Is discipleship being a member of the local church?  For some, yes! And for others, the church seems to be like a free country club… I get the benefits when I go or when I die but I’m too busy to participate with my prayers, presence, gifts, service or witness.  That doesn’t seem much like a disciple either, does it?

Oh, I know what it is… One day my former District Superintendent (DS) and I were sitting at a coffee shop in Portales, New Mexico when we saw this young man who appeared as if he was staring down the barrel of a gun talking to another man who may have been two years older. The older of the two young adults had listed all the “do-not’s” to the younger man. When the older of the two left, the younger one gathered his things, with a look of defeat. My DS and I asked him if he was alright and he said, “Yes, I just got out of a meeting with my discipleship coach.” Apparently being a disciple should leave you with a sense of defeat, and if that is what discipleship is… I want no part of it.

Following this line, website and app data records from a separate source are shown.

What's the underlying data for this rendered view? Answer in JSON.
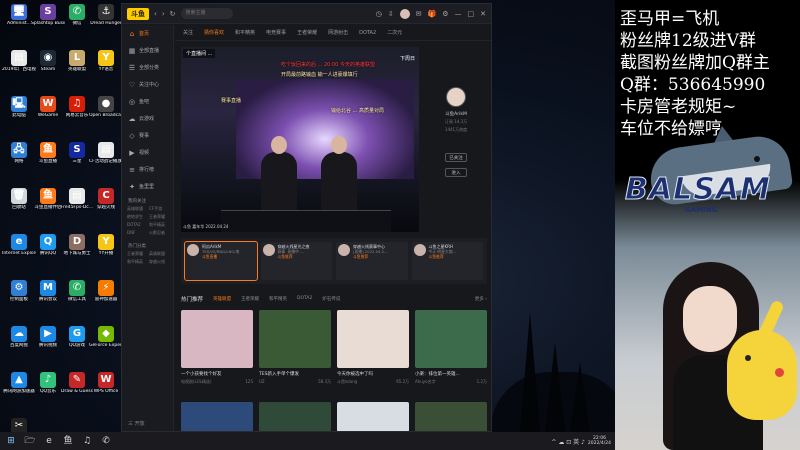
{
  "desktop": {
    "icons": [
      {
        "label": "Administ...",
        "color": "#3a6fd8",
        "glyph": "🖥"
      },
      {
        "label": "Splashtop Business",
        "color": "#6b3fa0",
        "glyph": "S"
      },
      {
        "label": "微信",
        "color": "#2aae67",
        "glyph": "✆"
      },
      {
        "label": "Dread Hunger",
        "color": "#333333",
        "glyph": "⚓"
      },
      {
        "label": "2019年广西电视编导...",
        "color": "#e8e8e8",
        "glyph": "▤"
      },
      {
        "label": "Steam",
        "color": "#1b2838",
        "glyph": "◉"
      },
      {
        "label": "英雄联盟",
        "color": "#c8aa6e",
        "glyph": "L"
      },
      {
        "label": "YY语音",
        "color": "#f5c518",
        "glyph": "Y"
      },
      {
        "label": "此电脑",
        "color": "#2f7fd6",
        "glyph": "🖳"
      },
      {
        "label": "WeGame",
        "color": "#e64a19",
        "glyph": "W"
      },
      {
        "label": "网易云音乐",
        "color": "#d81e06",
        "glyph": "♫"
      },
      {
        "label": "Open Broadcast...",
        "color": "#444444",
        "glyph": "●"
      },
      {
        "label": "网络",
        "color": "#2f7fd6",
        "glyph": "🖧"
      },
      {
        "label": "斗鱼直播",
        "color": "#ff7a1a",
        "glyph": "鱼"
      },
      {
        "label": "三星",
        "color": "#1428a0",
        "glyph": "S"
      },
      {
        "label": "CF活动战记播放文档",
        "color": "#e8e8e8",
        "glyph": "▤"
      },
      {
        "label": "回收站",
        "color": "#cfd8dc",
        "glyph": "🗑"
      },
      {
        "label": "斗鱼直播伴侣",
        "color": "#ff7a1a",
        "glyph": "鱼"
      },
      {
        "label": "Fre45Fps-Dc...",
        "color": "#e8e8e8",
        "glyph": "▤"
      },
      {
        "label": "穿越火线",
        "color": "#c62828",
        "glyph": "C"
      },
      {
        "label": "Internet Explorer",
        "color": "#1e88e5",
        "glyph": "e"
      },
      {
        "label": "腾讯QQ",
        "color": "#1e9bf0",
        "glyph": "Q"
      },
      {
        "label": "地下城与勇士",
        "color": "#8d6e63",
        "glyph": "D"
      },
      {
        "label": "YY开播",
        "color": "#f5c518",
        "glyph": "Y"
      },
      {
        "label": "控制面板",
        "color": "#2f7fd6",
        "glyph": "⚙"
      },
      {
        "label": "腾讯会议",
        "color": "#1e88e5",
        "glyph": "M"
      },
      {
        "label": "微信工具",
        "color": "#2aae67",
        "glyph": "✆"
      },
      {
        "label": "雷神加速器",
        "color": "#f57c00",
        "glyph": "⚡"
      },
      {
        "label": "百度网盘",
        "color": "#1e88e5",
        "glyph": "☁"
      },
      {
        "label": "腾讯视频",
        "color": "#1e88e5",
        "glyph": "▶"
      },
      {
        "label": "QQ游戏",
        "color": "#1e9bf0",
        "glyph": "G"
      },
      {
        "label": "GeForce Experience",
        "color": "#76b900",
        "glyph": "◆"
      },
      {
        "label": "腾讯网游加速器",
        "color": "#1e88e5",
        "glyph": "▲"
      },
      {
        "label": "QQ音乐",
        "color": "#31c27c",
        "glyph": "♪"
      },
      {
        "label": "Draw & Guess",
        "color": "#c62828",
        "glyph": "✎"
      },
      {
        "label": "WPS Office",
        "color": "#c62828",
        "glyph": "W"
      },
      {
        "label": "剪映专业版",
        "color": "#222222",
        "glyph": "✂"
      }
    ]
  },
  "taskbar": {
    "start_glyph": "⊞",
    "pinned": [
      "🗁",
      "e",
      "鱼",
      "♫",
      "✆"
    ],
    "tray_text": "^ ☁ ⊡ 英 ♪",
    "time": "22:06",
    "date": "2022/4/24"
  },
  "app": {
    "logo": "斗鱼",
    "nav_back": "‹",
    "nav_forward": "›",
    "refresh": "↻",
    "search_placeholder": "搜索主播",
    "sidebar": [
      {
        "label": "首页",
        "icon": "⌂",
        "active": true
      },
      {
        "label": "全部直播",
        "icon": "▦",
        "active": false
      },
      {
        "label": "全部分类",
        "icon": "☰",
        "active": false
      },
      {
        "label": "关注中心",
        "icon": "♡",
        "active": false
      },
      {
        "label": "鱼吧",
        "icon": "◎",
        "active": false
      },
      {
        "label": "云游戏",
        "icon": "☁",
        "active": false
      },
      {
        "label": "赛事",
        "icon": "◇",
        "active": false
      },
      {
        "label": "视频",
        "icon": "▶",
        "active": false
      },
      {
        "label": "排行榜",
        "icon": "≡",
        "active": false
      },
      {
        "label": "鱼里里",
        "icon": "✦",
        "active": false
      }
    ],
    "section1_title": "我的关注",
    "section1_items": [
      "英雄联盟",
      "CF手游",
      "绝地求生",
      "王者荣耀",
      "DOTA2",
      "和平精英",
      "DNF",
      "火影忍者"
    ],
    "section2_title": "热门分类",
    "section2_items": [
      "王者荣耀",
      "英雄联盟",
      "和平精英",
      "穿越火线"
    ],
    "bottom_label": "三 开放",
    "tabs": [
      {
        "label": "关注",
        "active": false
      },
      {
        "label": "猜你喜欢",
        "active": true
      },
      {
        "label": "和平精英",
        "active": false
      },
      {
        "label": "电竞赛事",
        "active": false
      },
      {
        "label": "王者荣耀",
        "active": false
      },
      {
        "label": "网游射击",
        "active": false
      },
      {
        "label": "DOTA2",
        "active": false
      },
      {
        "label": "二次元",
        "active": false
      }
    ],
    "player": {
      "ticker": "个直播间 ...",
      "ticker_right": "下周日",
      "banner_lines": [
        "吃个饭回来的后 ... 20:00 今天的英雄联盟",
        "开局最前路输血  输一人进豪爆填行",
        "输给北谷 ...  高质量对局"
      ],
      "overlay_left": "赛事直播",
      "footer": "斗鱼 嘉年华 2022.04.24"
    },
    "streamer": {
      "name": "斗鱼ArikM",
      "sub1": "订阅 14.3万",
      "sub2": "1441万热度",
      "follow_label": "已关注",
      "more_label": "进入"
    },
    "recs": [
      {
        "title": "阿瓜ArikM",
        "sub": "TES/V5/RNG/LNG/电",
        "tag": "斗鱼直播",
        "active": true
      },
      {
        "title": "穿越火线星光之夜",
        "sub": "赛事 ·直播中 ...",
        "tag": "斗鱼推荐",
        "active": false
      },
      {
        "title": "穿越火线赛事中心",
        "sub": "[直播] 2022.04.2...",
        "tag": "斗鱼推荐",
        "active": false
      },
      {
        "title": "斗鱼之星KRH",
        "sub": "今天·明星大咖...",
        "tag": "斗鱼推荐",
        "active": false
      }
    ],
    "hot": {
      "title": "热门推荐",
      "tabs": [
        {
          "label": "英雄联盟",
          "active": true
        },
        {
          "label": "王者荣耀",
          "active": false
        },
        {
          "label": "和平精英",
          "active": false
        },
        {
          "label": "DOTA2",
          "active": false
        },
        {
          "label": "炉石传说",
          "active": false
        }
      ],
      "more": "更多 ›"
    },
    "cards": [
      {
        "title": "一个小孩要找个好友",
        "meta_left": "电视剧(LOL精选)",
        "meta_right": "125",
        "color": "#d9b7c2"
      },
      {
        "title": "TES新入手单个爆发",
        "meta_left": "UZ",
        "meta_right": "58.3万",
        "color": "#3a5a35"
      },
      {
        "title": "今天你被选中了吗",
        "meta_left": "斗鱼lolang",
        "meta_right": "95.2万",
        "color": "#e9dcd4"
      },
      {
        "title": "小楽：排位第一英雄...",
        "meta_left": "Ahuyo名字",
        "meta_right": "1.2万",
        "color": "#3b6b4a"
      },
      {
        "title": "",
        "meta_left": "",
        "meta_right": "",
        "color": "#2c4a7a"
      },
      {
        "title": "",
        "meta_left": "",
        "meta_right": "",
        "color": "#304a3a"
      },
      {
        "title": "",
        "meta_left": "",
        "meta_right": "",
        "color": "#d8dde3"
      },
      {
        "title": "",
        "meta_left": "",
        "meta_right": "",
        "color": "#3a4f35"
      }
    ]
  },
  "overlay": {
    "lines": [
      "歪马甲=飞机",
      "粉丝牌12级进V群",
      "截图粉丝牌加Q群主",
      "Q群：536645990",
      "卡房管老规矩~",
      "车位不给嫖哼"
    ],
    "brand": "BALSAM",
    "brand_sub": "GAMING",
    "colors": {
      "brand": "#1c2f6e",
      "shark": "#5b6f82",
      "accent": "#ff7a1a"
    }
  }
}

Here is what I believe discipleship is about:

Discipleship at its core is following the teachings of a teacher, and in the case of the Christian Church, our prime example and teacher is Jesus Christ.  Discipleship is more than being a believer; it is taking the teachings of Jesus seriously. It is more than being a member of a local church but sharing in the life of the local congregation in partnering with one another and the Divine to make the world a better place. Discipleship is responding to the very grace of God in real and tangible ways, doing everything you can to make a difference in one’s personal and communal life. It is about breaking free of laundry lists of do’s and do-not’s and seeking to bring forth the incarnation of Christ in our actions.

We must recognize that:

-Being a believer isn’t enough.

-Being a church member isn’t enough.

-Being a Christian isn’t enough.

Discipleship is active and requires sself-sacrifice The gospel of Mark (8:34) says that Jesus calls us to deny ourselves and pick up our crosses to follow. I use to feel it meant to place my emotions, talents, the person who God created me to be aside and to conform. But discipleship is where we take every bit of who we are along with the teachings of Jesus to make a difference because God only created one you, God created only one me. And I believe it is for one purpose: to partner with God in creation bringing forth life abundant in divine grace, proclaiming it from the very depths of our souls, that God’s hope abounds even in the hopeless, that there is reconciliation for our sins through Christ. There is promise in not going at it alone, but with the guidance of the Holy Spirit.

Is discipleship easy? Absolutely not, I figure I fail at it daily. But it doesn’t mean that I stop trying. It doesn’t mean that I give up.

The questions we must ask ourselves when we decide to follow Christ are these: Am willing to follow where ever He leads? Am I willing to give my all for my neighbor? Am I willing to proclaim the grace of God in my actions?

Because if so, then we’ll have what it takes to be a disciple.

 


photo-for-blog-1Rev. Dustin S. Burrow is the lead Pastor of Highland United Methodist Church in Odessa TX. Rev. Burrow was commissioned as a provisional elder in The New Mexico Annual Conference of The United Methodist Church in 2014. He is a Masters of Divinity graduate of Wesley Theological Seminary. Before serving as pastor Rev. Burrow served multiple congregations as youth director in New Mexico, Texas, and Maryland.